Check each line of the listing, and copy it if it contains the word "JSON".
============
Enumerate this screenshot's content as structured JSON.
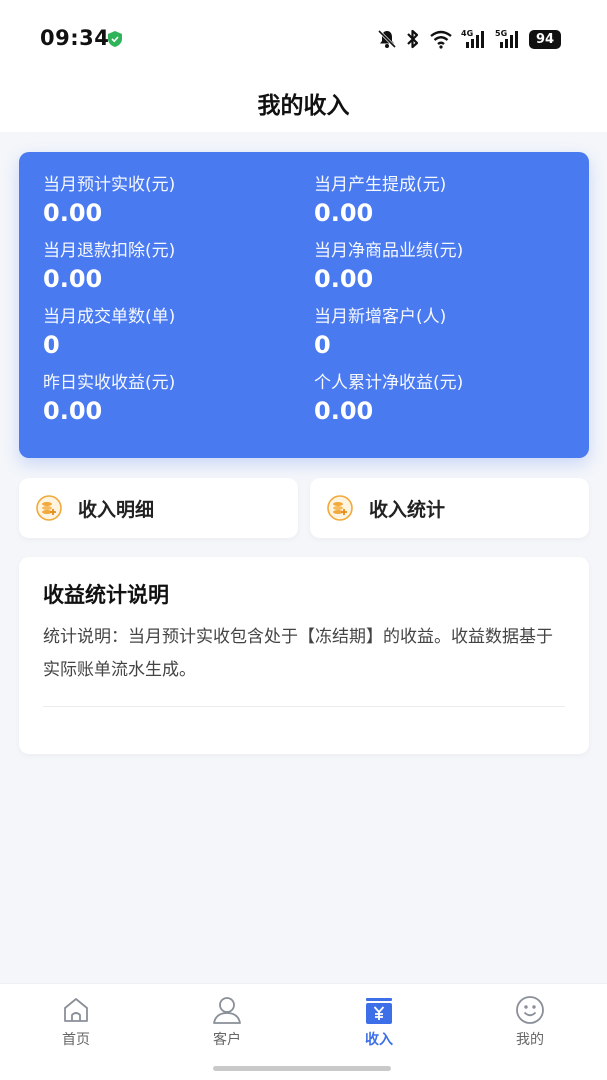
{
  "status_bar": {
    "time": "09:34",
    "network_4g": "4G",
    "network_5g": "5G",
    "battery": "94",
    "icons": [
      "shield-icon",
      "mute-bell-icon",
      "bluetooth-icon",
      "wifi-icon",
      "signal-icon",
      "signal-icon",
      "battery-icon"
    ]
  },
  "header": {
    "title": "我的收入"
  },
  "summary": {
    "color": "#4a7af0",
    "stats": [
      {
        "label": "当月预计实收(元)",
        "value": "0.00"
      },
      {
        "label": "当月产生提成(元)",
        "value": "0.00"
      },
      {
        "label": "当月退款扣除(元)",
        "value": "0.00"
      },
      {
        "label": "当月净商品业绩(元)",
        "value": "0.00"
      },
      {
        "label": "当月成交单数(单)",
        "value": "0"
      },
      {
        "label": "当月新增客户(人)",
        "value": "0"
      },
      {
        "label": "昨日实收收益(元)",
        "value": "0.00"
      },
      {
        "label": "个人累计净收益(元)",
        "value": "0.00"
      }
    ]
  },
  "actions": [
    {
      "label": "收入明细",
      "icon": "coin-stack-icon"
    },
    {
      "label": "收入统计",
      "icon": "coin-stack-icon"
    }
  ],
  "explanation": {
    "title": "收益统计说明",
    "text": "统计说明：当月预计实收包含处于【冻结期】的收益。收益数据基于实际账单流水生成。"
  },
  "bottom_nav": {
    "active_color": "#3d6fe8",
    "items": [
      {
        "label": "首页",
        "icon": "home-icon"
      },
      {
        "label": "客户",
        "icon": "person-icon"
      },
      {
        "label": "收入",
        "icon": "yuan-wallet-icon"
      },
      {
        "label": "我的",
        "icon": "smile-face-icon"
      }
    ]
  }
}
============
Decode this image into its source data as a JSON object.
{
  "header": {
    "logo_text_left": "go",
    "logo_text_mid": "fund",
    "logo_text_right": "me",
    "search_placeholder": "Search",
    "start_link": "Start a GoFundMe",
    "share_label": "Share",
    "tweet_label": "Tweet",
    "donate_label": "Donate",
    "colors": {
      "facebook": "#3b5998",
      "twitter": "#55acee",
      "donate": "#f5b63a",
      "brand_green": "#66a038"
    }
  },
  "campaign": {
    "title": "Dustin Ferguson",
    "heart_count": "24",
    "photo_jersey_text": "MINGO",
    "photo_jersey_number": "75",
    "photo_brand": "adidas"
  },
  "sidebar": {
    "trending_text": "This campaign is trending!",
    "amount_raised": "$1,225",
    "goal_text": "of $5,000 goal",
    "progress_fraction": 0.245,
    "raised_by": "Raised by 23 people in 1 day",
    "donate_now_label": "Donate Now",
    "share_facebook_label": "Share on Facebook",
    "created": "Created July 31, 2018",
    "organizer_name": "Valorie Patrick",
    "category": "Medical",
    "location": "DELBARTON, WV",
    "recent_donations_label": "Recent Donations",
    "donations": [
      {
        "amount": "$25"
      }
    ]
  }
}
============
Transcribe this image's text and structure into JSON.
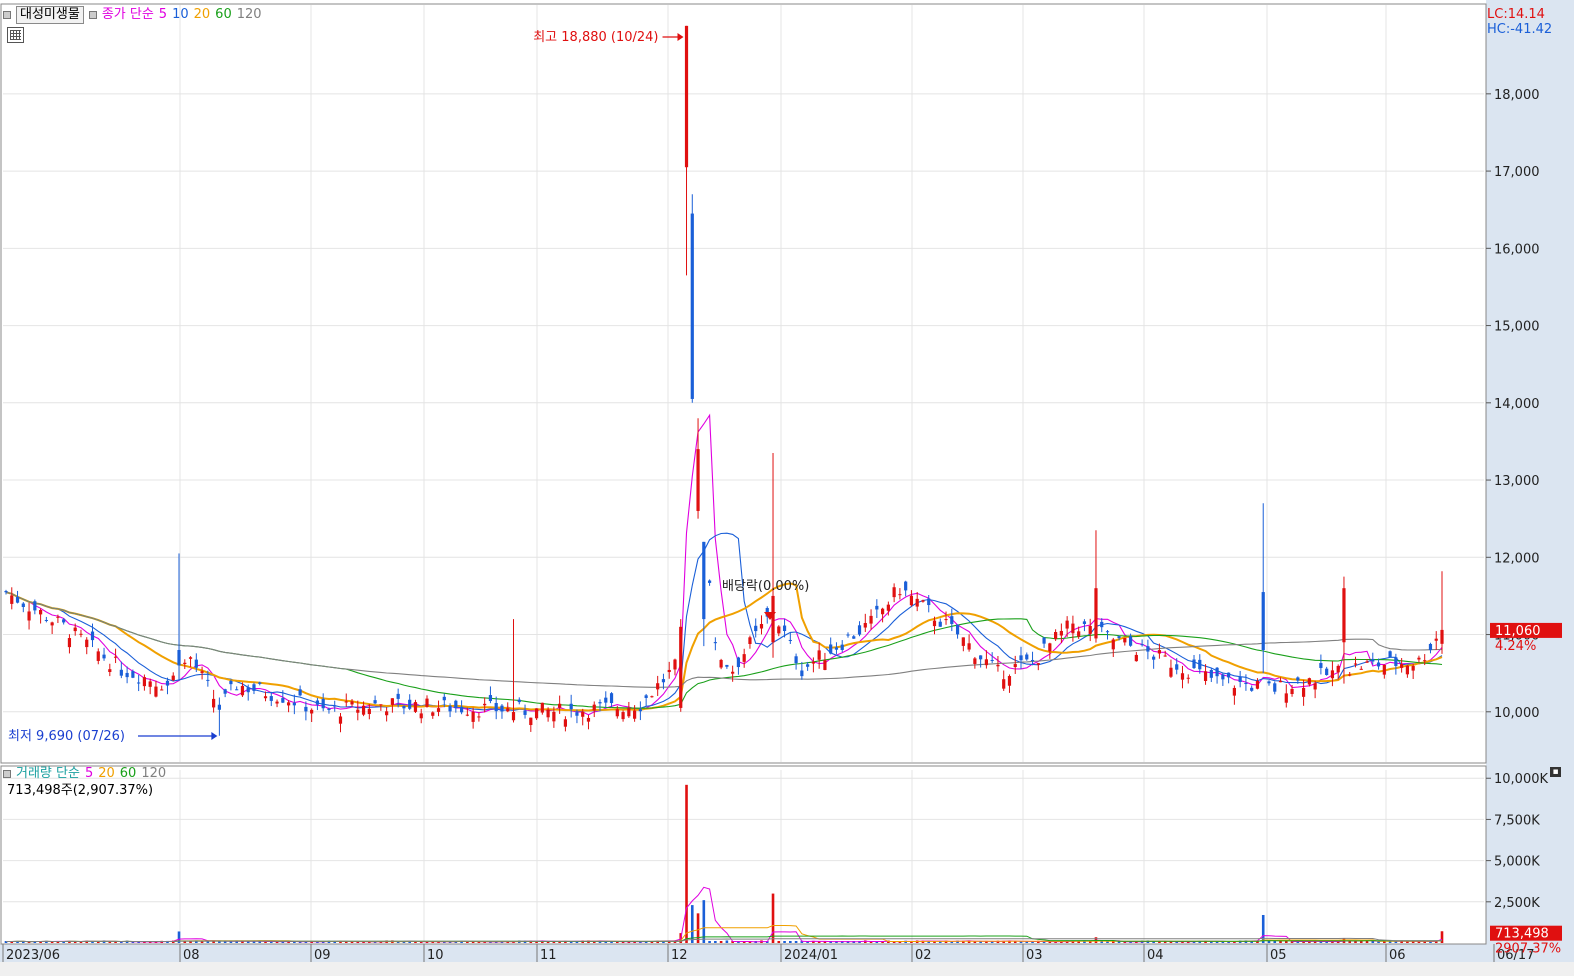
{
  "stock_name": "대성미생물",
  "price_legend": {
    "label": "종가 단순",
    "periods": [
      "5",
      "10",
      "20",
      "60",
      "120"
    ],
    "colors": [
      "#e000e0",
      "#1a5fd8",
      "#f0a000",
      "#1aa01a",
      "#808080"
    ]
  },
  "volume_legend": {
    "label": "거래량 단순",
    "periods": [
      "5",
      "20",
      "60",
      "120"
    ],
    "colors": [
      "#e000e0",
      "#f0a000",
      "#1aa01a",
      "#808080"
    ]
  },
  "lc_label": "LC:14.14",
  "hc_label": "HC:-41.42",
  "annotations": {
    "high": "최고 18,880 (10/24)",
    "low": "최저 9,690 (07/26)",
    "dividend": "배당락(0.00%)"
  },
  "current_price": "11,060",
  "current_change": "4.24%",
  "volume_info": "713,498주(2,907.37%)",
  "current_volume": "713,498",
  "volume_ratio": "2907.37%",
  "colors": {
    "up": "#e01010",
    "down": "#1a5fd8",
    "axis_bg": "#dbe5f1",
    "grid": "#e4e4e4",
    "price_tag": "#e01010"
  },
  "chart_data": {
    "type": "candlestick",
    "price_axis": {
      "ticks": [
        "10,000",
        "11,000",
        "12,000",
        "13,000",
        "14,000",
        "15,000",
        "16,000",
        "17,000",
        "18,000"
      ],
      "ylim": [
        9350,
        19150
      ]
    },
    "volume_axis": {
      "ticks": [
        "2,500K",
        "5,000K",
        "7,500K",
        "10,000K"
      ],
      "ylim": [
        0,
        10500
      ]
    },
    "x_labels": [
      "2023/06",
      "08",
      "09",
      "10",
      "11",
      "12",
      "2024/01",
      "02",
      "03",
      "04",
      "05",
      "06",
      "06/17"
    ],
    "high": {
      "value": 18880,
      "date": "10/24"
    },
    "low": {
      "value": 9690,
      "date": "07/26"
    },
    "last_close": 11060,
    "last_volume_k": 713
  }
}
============
**Exercise output**:
Enumerate this screenshot's content as structured JSON.
Decode this image into its source data as a JSON object.
Transcribe this image's text and structure into JSON.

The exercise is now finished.